hierarchy

An organisation with few things, or one thing, at the top and with several things below each other thing. An inverted tree structure. Examples in computing include a directory hierarchy where each directory may contain files or other directories; a hierarchical network (see hierarchical routing), a class hierarchy in object-oriented programming.

hierarchy

A structure that has a predetermined ordering from high to low. For example, all files and folders on the hard disk are organized in a hierarchy (see Win Folder organization).
References in periodicals archive ?
Hung-Chi Liao's three books--The Story from Deep Sea, The Cetacean Life, The Book of Whales and Dolphins--all explore how contact with the cetaceans triggers enlightening inspiration for him and how this creative force of affect within the transcendent immanence helps him break away from the hierarchized consciousness on the land in search of a new spiritual territory for self-transformation and healing of inner wounds.
However, the migrant workers' access to the labor market is also marked by a process of racialization which promotes practices and discourses whose outcome is a hierarchized representation of differences--simultaneously physical and cultural, real and imagined, but always oriented towards the production of social marginalization and productive subordination.
An axiological network, topically hierarchized of fundamental principles, of strict standards (or rules) and of legal values whose function is, while avoiding or overcoming antinomies in a broad sense, to fulfill the justifying goals of the Democratic State, as they are embodied, explicitly or implicitly, in the Constitution.
Elliot" exemplifies the ironic and hierarchized good sex/bad sex binary Gayle Rubin delineates in "Thinking Sex" According to Rubin, sexual values--like other value systems surrounding race, ethnicity, and religion--form hierarchical binaries that counterpose a privileged term residing within a charmed circle against a degraded other residing outside, thereby articulating an imaginary line of difference and implied divergence.

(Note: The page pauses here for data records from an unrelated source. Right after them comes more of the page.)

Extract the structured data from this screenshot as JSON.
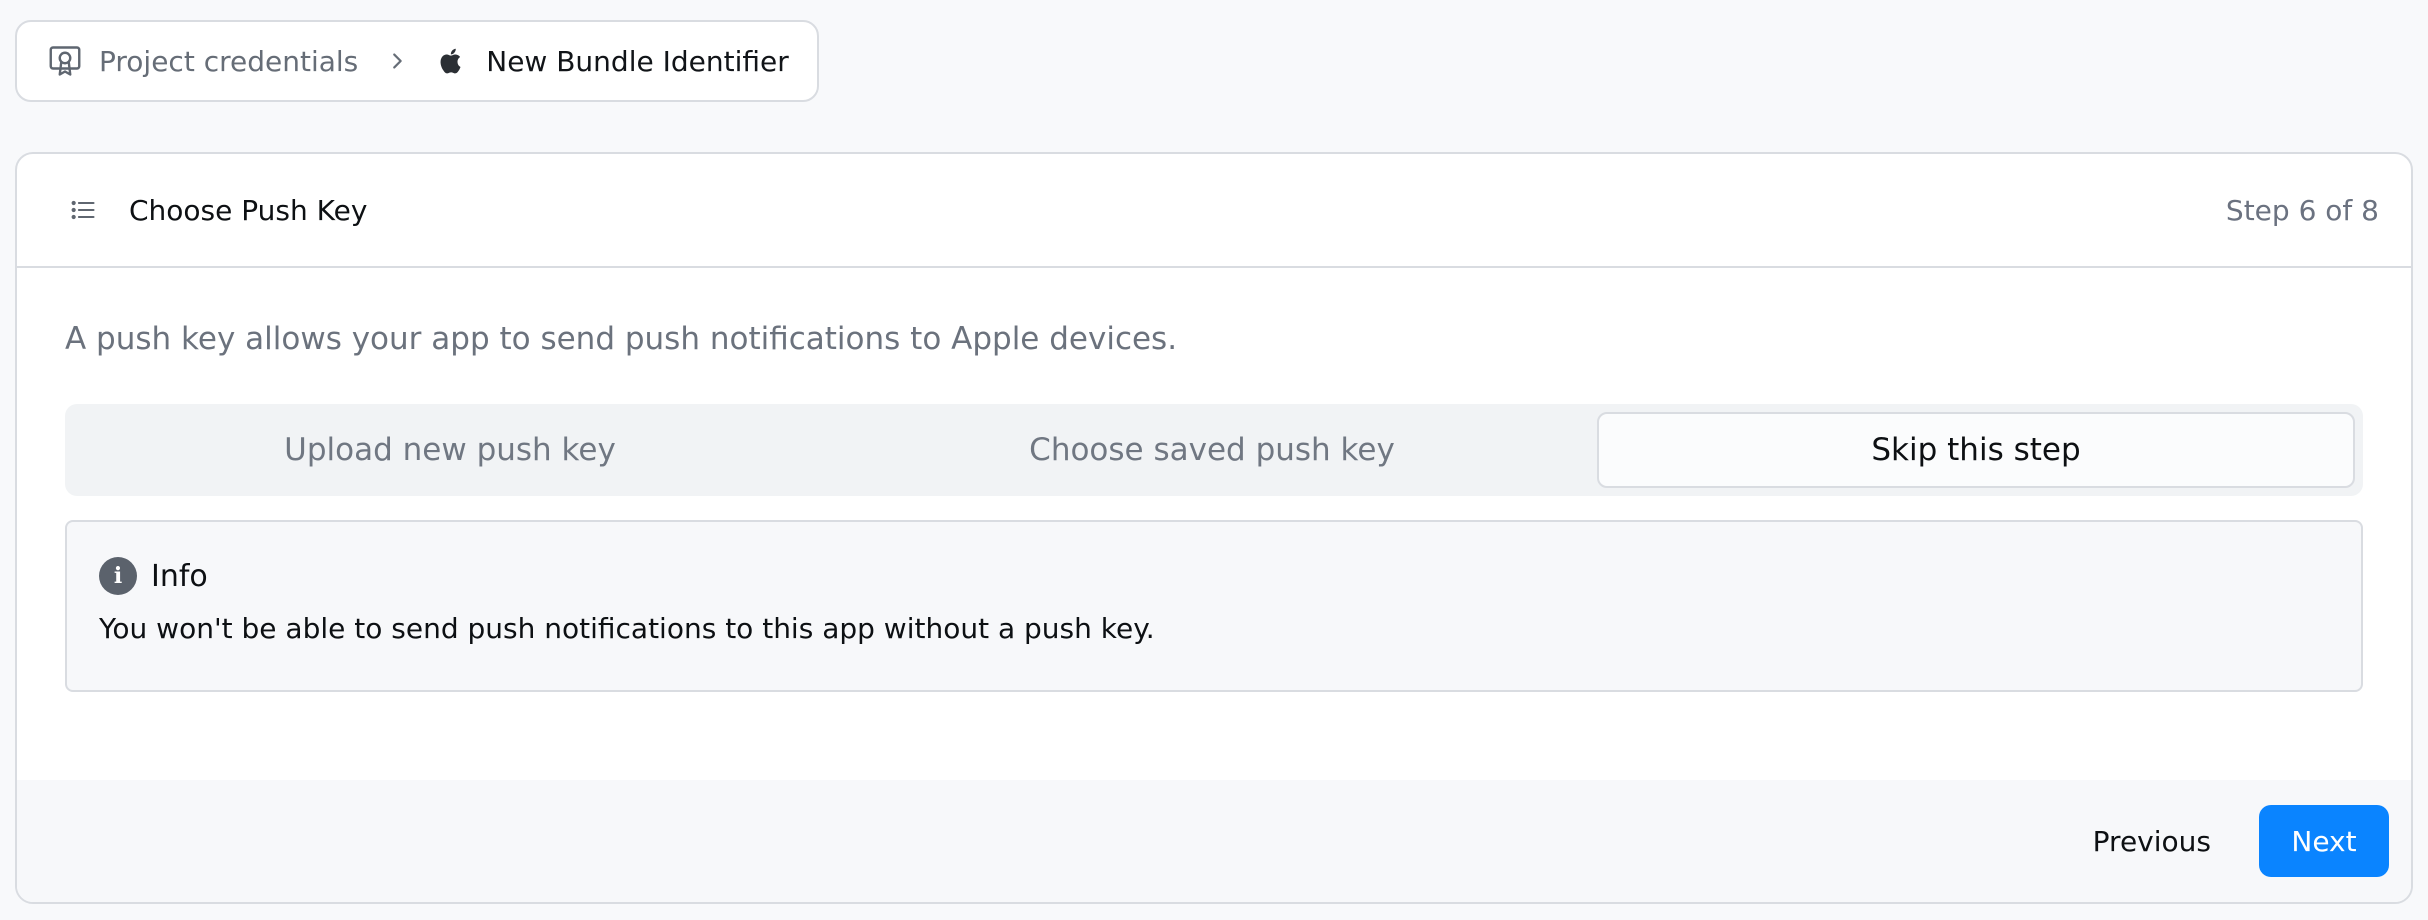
{
  "breadcrumb": {
    "project_icon": "certificate-icon",
    "project_label": "Project credentials",
    "separator_icon": "chevron-right-icon",
    "current_icon": "apple-icon",
    "current_label": "New Bundle Identifier"
  },
  "card": {
    "header_icon": "list-icon",
    "title": "Choose Push Key",
    "step": "Step 6 of 8"
  },
  "body": {
    "description": "A push key allows your app to send push notifications to Apple devices.",
    "options": [
      {
        "label": "Upload new push key",
        "selected": false
      },
      {
        "label": "Choose saved push key",
        "selected": false
      },
      {
        "label": "Skip this step",
        "selected": true
      }
    ]
  },
  "info": {
    "icon": "info-icon",
    "title": "Info",
    "text": "You won't be able to send push notifications to this app without a push key."
  },
  "footer": {
    "previous_label": "Previous",
    "next_label": "Next"
  },
  "colors": {
    "accent": "#0a84ff",
    "page_background": "#f8f9fb",
    "border": "#d9dce1"
  }
}
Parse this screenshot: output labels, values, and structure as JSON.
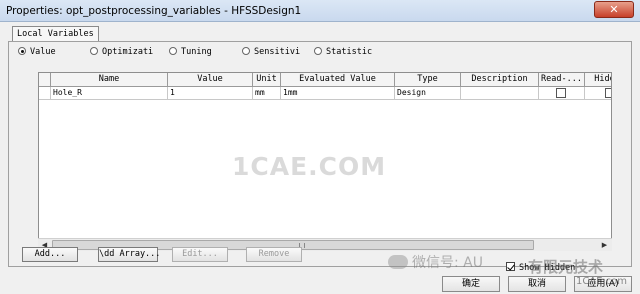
{
  "window": {
    "title": "Properties: opt_postprocessing_variables - HFSSDesign1",
    "close_label": "✕"
  },
  "tabs": [
    "Local Variables"
  ],
  "modes": [
    {
      "label": "Value",
      "selected": true
    },
    {
      "label": "Optimizati",
      "selected": false
    },
    {
      "label": "Tuning",
      "selected": false
    },
    {
      "label": "Sensitivi",
      "selected": false
    },
    {
      "label": "Statistic",
      "selected": false
    }
  ],
  "table": {
    "columns": [
      "",
      "Name",
      "Value",
      "Unit",
      "Evaluated Value",
      "Type",
      "Description",
      "Read-...",
      "Hide"
    ],
    "rows": [
      {
        "name": "Hole_R",
        "value": "1",
        "unit": "mm",
        "evaluated": "1mm",
        "type": "Design",
        "description": "",
        "read_only": false,
        "hidden": false
      }
    ],
    "scroll_grip": "|||"
  },
  "watermark": "1CAE.COM",
  "show_hidden": {
    "label": "Show Hidden",
    "checked": true
  },
  "buttons": {
    "add": "Add...",
    "add_array": "\\dd Array...",
    "edit": "Edit...",
    "remove": "Remove"
  },
  "dialog_buttons": {
    "ok": "确定",
    "cancel": "取消",
    "apply": "应用(A)"
  },
  "overlay": {
    "wechat": "微信号: AU",
    "brand": "有限元技术",
    "site": "1CAE.com"
  },
  "colors": {
    "titlebar": "#c9d9ee",
    "close": "#c7402a",
    "dialog_bg": "#f0f0f0"
  }
}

They also envisage comprehensive care, which goes beyond the hierarchized organizational structure of health care, extends into the problem-solving ability of individual and collective care guaranteed to SUS users and demands commitment to continuous learning through interdisciplinary contact.
The title and identity of an engineer in France referred to different elements of the profession; "The profession of Engineer in France is fragmented, and it is markedly hierarchized in occupational and social terms.

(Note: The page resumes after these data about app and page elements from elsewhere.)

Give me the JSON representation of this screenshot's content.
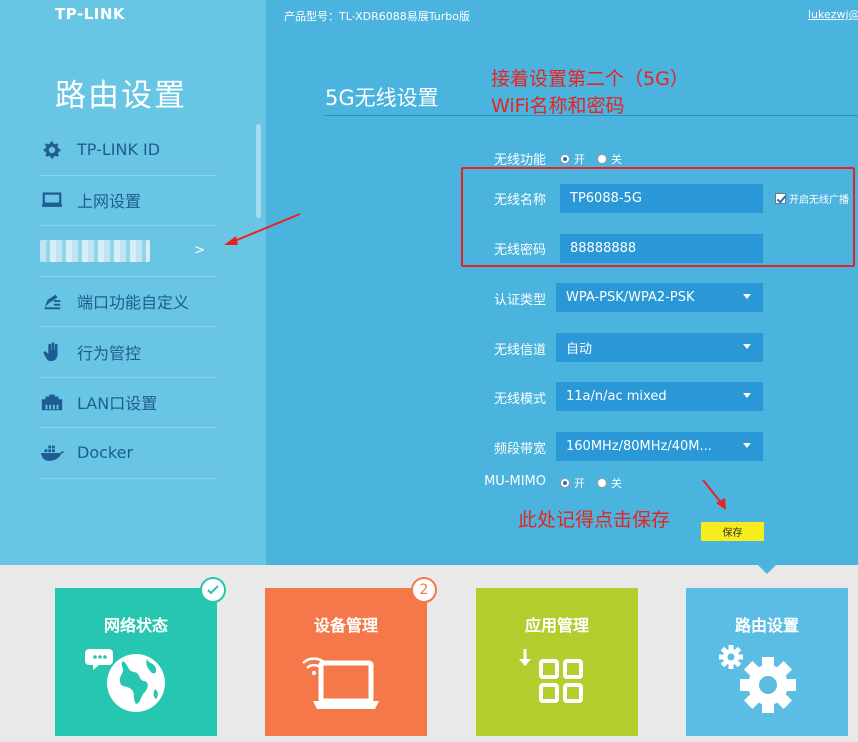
{
  "header": {
    "logo": "TP-LINK",
    "product_model": "产品型号：TL-XDR6088易展Turbo版",
    "user": "lukezwj@"
  },
  "sidebar": {
    "title": "路由设置",
    "items": [
      {
        "label": "TP-LINK ID",
        "icon": "gear-icon"
      },
      {
        "label": "上网设置",
        "icon": "laptop-icon"
      },
      {
        "label": "",
        "icon": "blurred",
        "chevron": ">"
      },
      {
        "label": "端口功能自定义",
        "icon": "pen-icon"
      },
      {
        "label": "行为管控",
        "icon": "hand-icon"
      },
      {
        "label": "LAN口设置",
        "icon": "lan-port-icon"
      },
      {
        "label": "Docker",
        "icon": "docker-icon"
      }
    ]
  },
  "main": {
    "section_title": "5G无线设置",
    "annotation_top_line1": "接着设置第二个（5G）",
    "annotation_top_line2": "WiFi名称和密码",
    "annotation_save": "此处记得点击保存",
    "wireless_function": {
      "label": "无线功能",
      "on": "开",
      "off": "关",
      "selected": "on"
    },
    "ssid": {
      "label": "无线名称",
      "value": "TP6088-5G"
    },
    "broadcast": {
      "label": "开启无线广播",
      "checked": true
    },
    "password": {
      "label": "无线密码",
      "value": "88888888"
    },
    "auth_type": {
      "label": "认证类型",
      "value": "WPA-PSK/WPA2-PSK"
    },
    "channel": {
      "label": "无线信道",
      "value": "自动"
    },
    "mode": {
      "label": "无线模式",
      "value": "11a/n/ac mixed"
    },
    "bandwidth": {
      "label": "频段带宽",
      "value": "160MHz/80MHz/40M..."
    },
    "mu_mimo": {
      "label": "MU-MIMO",
      "on": "开",
      "off": "关",
      "selected": "on"
    },
    "save_label": "保存"
  },
  "tiles": [
    {
      "label": "网络状态",
      "color": "#27c6b0",
      "badge": "check"
    },
    {
      "label": "设备管理",
      "color": "#f5784a",
      "badge": "2"
    },
    {
      "label": "应用管理",
      "color": "#b3cd2e"
    },
    {
      "label": "路由设置",
      "color": "#5bbde3"
    }
  ],
  "colors": {
    "sidebar_bg": "#68c5e4",
    "main_bg": "#4ab3de",
    "field_bg": "#2a98d6",
    "annotation": "#e8231f",
    "save_button": "#f7ec1c",
    "nav_text": "#1e5c91"
  }
}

According to a certain illocutionary model in a given society we are correlatively dealing with 'hegemonic societies' (the Indian castes), 'authorithary hierarchized societies' (authoritarian and totalitarian regime) and 'formally hierarchized societies' (democratic-liberal regimes).
In particular, Brock's focus on recovering a substantial self indicates his political conversion was wrought from a new, hierarchized relation of morality to expediency, and that his identity has now arrived at its final destination, with little room for amendment.
In the gaze of the woman artist, new possibilities for female subjectivity are envisioned, the familiar model of "seeing," the constitution of identity through a hierarchized subject-object relationship, is overthrown.
Modernist cultures, like ours, are organized by patterns of belief and behavior that naturalize hierarchized relationships, giving more value and purpose to some humans over others, and to human communities over the natural systems we depend upon.
A whole interpreted as a network of relations between factors that in principle are not hierarchized, although the evolution of the model shows a clear tendency to give priority precisely to repertoires over the rest of the factors (producers, consumers, products, institution and market), including the individuals who produce, consume or regulate the cultural market.
26) Philosophers Deleuze and Guattari rewrote body and the self/other dichotomy in terms of networks and flows of intensities that Grosz claims have been falsely hierarchized and "inscripted" by Western biology and medicine; (27) the solution being in the destratification of subject/object relationships, and in "freeing lines of flight.